Scars Correction


Scars may come up due to several pathological procedures (acne, varicella, skin ulcers), due to trauma with or without tissue loss, burnts and other causes. Because of this, scars may be found in any part of the body.

Scars can also appear after a surgery, in those cases their location is usually reduced to abdomen, breasts, inner and upper thighs, face and neck.

Patients usually question doctors because of the disgusting visual aspect of the scar, which may sometimes cause asymmetries and malformations.

What does scarring depend on?

They are always unpredictable, no matter they are caused by an accident or surgery. The way in which a scar evolves depends both on how your body heals and the surgeon’s skill.

There are many things that may affect how severe a scar is, including size and depth of the wound, the thickness and color of your skin, and the shape of your scar. The appearance of a scar is related to personal aspects, which vary from one patient to another.

May a scar be completely removed?

Even though no scar can be eliminated completely, plastic surgeons can frequently improve the appearance of a scar, turning it less obvious, either by injecting steroid medications or with a surgical procedure known as scar revision.

When should I treat a scar?

We recommend you to wait some time after the scar has been formed because it may change its color and aspect. Some become less visible in time, bear in mind clear and realistic expectations, and check with your surgeon for different treatment options.

Are there any risks?

Even though a scar revision is usually very safe, there is always a chance of complications. These may be infections, hemorrhages, reactions to anesthesia, or scar recurrence. To avoid these potential problems you have to listen to what your plastic surgeon told you and follow them to the letter before and after the surgery.

What are the keloids?

Keloids are very thick scars which grow over the limits of the incision or wound. They are usually red or darker than the skin around them. Keloids appear when the body continues to produce a fibrous protein called collagen once the wound has already healed.

How are keloids treated?

Keloids are usually treated by injecting steroid medications directly into the scar to reduce redness, itch and burnt. In some cases, this can also flatten the scar.

If the steroid treatment is not suitable, the scar may be dried and the wound is closed with one or more stitches. The treatment is generally ambulatory with local anesthesia. You may go back to your regular activities in one or two days and the stitches will be removed after a few days. Sometimes, a skin grafting can be performed, although the place from which the graft is done may develop a new keloid.

No matter the treatment used, keloids tend to reappear, sometimes even larger than before. To try and avoid that, both techniques are usually combined. You can also wear a pressure band or silicone drape over the wound for a year. Still, the keloid may reappear, which would require additional treatments every once in a while.

What are hypertrophic scars?

Hypertrophic scars are usually confused with keloids, since both tend to be thick, red and elevated.
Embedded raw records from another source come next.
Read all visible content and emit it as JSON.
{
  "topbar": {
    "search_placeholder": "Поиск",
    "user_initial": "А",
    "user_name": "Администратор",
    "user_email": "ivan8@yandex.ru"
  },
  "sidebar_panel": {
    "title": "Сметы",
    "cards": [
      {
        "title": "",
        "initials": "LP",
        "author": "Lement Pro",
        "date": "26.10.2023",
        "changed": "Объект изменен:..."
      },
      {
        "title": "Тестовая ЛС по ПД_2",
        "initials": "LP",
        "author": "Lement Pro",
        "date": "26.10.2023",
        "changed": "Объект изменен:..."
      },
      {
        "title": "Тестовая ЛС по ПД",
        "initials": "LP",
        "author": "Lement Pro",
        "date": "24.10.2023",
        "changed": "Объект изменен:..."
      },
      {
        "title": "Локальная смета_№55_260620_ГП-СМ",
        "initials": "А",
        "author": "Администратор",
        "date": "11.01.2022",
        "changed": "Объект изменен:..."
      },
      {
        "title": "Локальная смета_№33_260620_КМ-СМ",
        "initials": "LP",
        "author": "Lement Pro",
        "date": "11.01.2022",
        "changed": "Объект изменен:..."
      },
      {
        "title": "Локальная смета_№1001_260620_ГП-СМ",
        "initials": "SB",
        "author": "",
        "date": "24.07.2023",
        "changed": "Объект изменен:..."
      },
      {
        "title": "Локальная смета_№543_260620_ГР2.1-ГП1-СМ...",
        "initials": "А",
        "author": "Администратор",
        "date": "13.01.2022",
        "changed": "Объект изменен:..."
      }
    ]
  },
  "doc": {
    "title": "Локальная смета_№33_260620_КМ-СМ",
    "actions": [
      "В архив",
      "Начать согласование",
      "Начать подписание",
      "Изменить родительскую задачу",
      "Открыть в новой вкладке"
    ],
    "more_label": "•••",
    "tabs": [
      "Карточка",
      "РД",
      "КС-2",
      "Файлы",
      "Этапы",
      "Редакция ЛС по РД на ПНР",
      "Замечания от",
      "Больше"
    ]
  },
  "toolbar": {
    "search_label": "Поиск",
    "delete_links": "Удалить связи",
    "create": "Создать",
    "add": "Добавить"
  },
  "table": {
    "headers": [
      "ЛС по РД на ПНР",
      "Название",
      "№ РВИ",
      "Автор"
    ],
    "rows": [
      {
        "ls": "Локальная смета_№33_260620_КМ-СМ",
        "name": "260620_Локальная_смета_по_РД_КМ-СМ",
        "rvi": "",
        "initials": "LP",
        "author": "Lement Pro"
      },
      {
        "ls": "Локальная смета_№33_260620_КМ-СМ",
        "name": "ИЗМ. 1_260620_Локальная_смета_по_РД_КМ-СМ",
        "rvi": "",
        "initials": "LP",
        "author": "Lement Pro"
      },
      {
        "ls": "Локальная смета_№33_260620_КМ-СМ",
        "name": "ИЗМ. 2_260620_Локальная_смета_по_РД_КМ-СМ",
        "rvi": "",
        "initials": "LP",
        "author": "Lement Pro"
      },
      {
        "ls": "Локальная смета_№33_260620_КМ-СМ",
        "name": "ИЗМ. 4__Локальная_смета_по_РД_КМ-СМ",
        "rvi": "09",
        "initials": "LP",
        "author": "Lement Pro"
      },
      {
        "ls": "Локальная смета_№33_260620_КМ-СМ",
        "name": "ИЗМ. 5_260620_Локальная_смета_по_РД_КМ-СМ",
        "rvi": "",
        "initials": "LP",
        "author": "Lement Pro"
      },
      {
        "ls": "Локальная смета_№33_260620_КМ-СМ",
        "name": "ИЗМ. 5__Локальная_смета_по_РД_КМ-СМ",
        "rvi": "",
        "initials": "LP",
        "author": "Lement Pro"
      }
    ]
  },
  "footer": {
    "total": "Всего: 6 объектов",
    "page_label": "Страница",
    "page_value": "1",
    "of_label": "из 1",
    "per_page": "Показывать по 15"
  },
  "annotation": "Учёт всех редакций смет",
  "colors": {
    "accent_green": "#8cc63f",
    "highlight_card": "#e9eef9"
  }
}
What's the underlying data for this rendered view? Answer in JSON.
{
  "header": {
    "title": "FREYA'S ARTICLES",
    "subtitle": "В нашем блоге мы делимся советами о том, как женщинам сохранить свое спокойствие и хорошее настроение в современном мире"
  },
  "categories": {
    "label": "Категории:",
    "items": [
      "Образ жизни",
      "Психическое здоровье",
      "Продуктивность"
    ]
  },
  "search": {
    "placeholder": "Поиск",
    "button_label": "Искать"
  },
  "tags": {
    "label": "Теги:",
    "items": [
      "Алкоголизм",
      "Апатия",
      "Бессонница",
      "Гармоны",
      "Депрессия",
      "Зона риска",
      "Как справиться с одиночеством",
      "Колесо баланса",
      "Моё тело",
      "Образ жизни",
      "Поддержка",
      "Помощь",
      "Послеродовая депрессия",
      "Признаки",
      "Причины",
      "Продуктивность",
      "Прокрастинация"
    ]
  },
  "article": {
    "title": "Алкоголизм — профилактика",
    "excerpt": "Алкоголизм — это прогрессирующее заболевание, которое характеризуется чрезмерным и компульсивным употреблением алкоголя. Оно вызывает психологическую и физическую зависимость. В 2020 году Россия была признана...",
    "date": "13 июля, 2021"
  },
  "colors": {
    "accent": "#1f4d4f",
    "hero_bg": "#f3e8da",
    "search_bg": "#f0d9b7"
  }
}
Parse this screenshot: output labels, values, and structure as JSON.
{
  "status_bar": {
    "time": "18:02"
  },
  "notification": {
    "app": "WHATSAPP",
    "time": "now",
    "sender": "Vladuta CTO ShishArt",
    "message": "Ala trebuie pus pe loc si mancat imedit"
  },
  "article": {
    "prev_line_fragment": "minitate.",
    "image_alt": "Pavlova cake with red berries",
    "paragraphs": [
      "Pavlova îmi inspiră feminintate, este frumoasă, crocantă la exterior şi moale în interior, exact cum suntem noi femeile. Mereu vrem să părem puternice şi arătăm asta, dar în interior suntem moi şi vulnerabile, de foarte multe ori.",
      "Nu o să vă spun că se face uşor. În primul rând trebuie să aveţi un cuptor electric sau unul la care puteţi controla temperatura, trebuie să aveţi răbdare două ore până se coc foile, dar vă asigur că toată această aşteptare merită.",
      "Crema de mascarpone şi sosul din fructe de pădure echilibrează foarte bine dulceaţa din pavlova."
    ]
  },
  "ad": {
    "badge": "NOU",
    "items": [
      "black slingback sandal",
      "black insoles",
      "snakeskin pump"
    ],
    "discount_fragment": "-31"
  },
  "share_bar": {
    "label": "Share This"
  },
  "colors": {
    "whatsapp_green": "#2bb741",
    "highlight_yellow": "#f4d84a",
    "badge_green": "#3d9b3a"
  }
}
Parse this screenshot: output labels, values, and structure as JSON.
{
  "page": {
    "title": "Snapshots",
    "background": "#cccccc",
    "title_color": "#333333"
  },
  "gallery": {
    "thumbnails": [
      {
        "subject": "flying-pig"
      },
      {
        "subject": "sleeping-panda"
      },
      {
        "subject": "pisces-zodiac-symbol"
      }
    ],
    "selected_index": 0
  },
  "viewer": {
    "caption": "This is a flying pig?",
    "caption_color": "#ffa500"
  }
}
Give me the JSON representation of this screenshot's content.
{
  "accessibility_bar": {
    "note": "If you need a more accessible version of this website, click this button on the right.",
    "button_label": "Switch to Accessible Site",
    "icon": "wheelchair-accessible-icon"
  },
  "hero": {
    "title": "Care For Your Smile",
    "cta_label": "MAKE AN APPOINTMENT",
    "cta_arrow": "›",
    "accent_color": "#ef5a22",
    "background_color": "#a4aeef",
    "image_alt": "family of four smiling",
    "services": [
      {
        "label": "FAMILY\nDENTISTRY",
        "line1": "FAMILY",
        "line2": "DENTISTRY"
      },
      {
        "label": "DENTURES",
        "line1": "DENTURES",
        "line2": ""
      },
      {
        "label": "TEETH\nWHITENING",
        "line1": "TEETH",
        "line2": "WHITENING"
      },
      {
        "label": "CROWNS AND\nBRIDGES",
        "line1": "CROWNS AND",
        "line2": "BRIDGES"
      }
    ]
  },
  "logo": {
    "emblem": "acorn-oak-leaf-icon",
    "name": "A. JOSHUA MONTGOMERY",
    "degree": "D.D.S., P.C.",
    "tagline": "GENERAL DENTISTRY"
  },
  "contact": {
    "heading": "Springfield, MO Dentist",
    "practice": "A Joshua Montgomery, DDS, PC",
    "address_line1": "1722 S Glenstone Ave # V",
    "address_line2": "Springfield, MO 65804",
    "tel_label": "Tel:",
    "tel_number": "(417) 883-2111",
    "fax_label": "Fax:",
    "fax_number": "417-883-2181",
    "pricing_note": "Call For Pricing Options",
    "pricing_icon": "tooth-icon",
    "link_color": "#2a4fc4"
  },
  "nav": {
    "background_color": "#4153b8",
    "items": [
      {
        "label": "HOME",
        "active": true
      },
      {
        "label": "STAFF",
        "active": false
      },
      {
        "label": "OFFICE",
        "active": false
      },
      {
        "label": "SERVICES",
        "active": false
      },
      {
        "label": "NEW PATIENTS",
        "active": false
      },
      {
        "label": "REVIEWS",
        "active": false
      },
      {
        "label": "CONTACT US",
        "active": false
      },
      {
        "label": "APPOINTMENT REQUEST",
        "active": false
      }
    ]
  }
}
Nevertheless, hypertophic scars usually improve on their own, but since the process may take over a year, it is assisted with steroid injections.

If the conservative treatment proves to be uneffective, hypertrophic scars can usually be improved surgically. The plastic surgeon removes the scar and closes the incision to make the scar less visible.

How is a contracture scar treated?

Burnts and other wounds that cause a lot of skin loss may form a scar that stretches the skin, a process called contraction. The resulting contracture may affect underlying muscles and tendons, this limits the regular movement of joints.

Correcting a contracture or bridle usually requires the resection of the scar as well as placing a skin graft or a flap. In some cases, a procedure called Z-plasty. There are other techniques which use tissue expansion to obtain more tissue and improve the contracture. If the condition is chronic and has been present for a long time, it may need physiotherapy after the surgery to restore functions.

Facial scars

Because of their location, facial scars are usually considered aesthetic issues, whether they are hypertrophic or not. There are many ways to improve how a scar looks. The most common one is to dry up and stitch the scar.

If the scar is perpendicular to the natural folds of the skin (also called relaxation lines) it is possible to reposition it so that it goes parallel to these lines, which would make it less obvious.

Some facial scars may be softened by using various techniques, such as special lasers, dermabrasion and z-plasties. Each case must be evaluated individually.